[SUPPLIED INFORMATION — start]
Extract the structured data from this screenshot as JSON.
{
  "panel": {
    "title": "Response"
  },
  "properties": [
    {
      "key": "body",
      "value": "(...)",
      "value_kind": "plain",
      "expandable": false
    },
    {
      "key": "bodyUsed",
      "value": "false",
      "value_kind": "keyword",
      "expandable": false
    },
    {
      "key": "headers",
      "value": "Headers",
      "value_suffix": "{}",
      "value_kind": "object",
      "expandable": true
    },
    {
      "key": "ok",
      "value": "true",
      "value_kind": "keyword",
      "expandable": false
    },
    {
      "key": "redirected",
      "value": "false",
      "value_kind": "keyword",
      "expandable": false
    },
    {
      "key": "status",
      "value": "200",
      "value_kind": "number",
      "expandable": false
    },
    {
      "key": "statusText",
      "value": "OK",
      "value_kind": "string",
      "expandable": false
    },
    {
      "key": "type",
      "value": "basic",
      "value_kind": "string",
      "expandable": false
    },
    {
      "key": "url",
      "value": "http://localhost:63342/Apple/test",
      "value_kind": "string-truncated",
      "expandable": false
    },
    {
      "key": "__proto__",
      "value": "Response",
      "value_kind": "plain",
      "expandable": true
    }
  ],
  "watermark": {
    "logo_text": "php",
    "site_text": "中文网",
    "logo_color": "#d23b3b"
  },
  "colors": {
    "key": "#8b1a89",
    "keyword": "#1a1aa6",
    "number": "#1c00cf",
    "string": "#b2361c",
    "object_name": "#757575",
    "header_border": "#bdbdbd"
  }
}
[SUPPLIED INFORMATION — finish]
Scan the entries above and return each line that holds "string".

      "value_kind": "string",
      "value_kind": "string",
      "value_kind": "string-truncated",
    "string": "#b2361c",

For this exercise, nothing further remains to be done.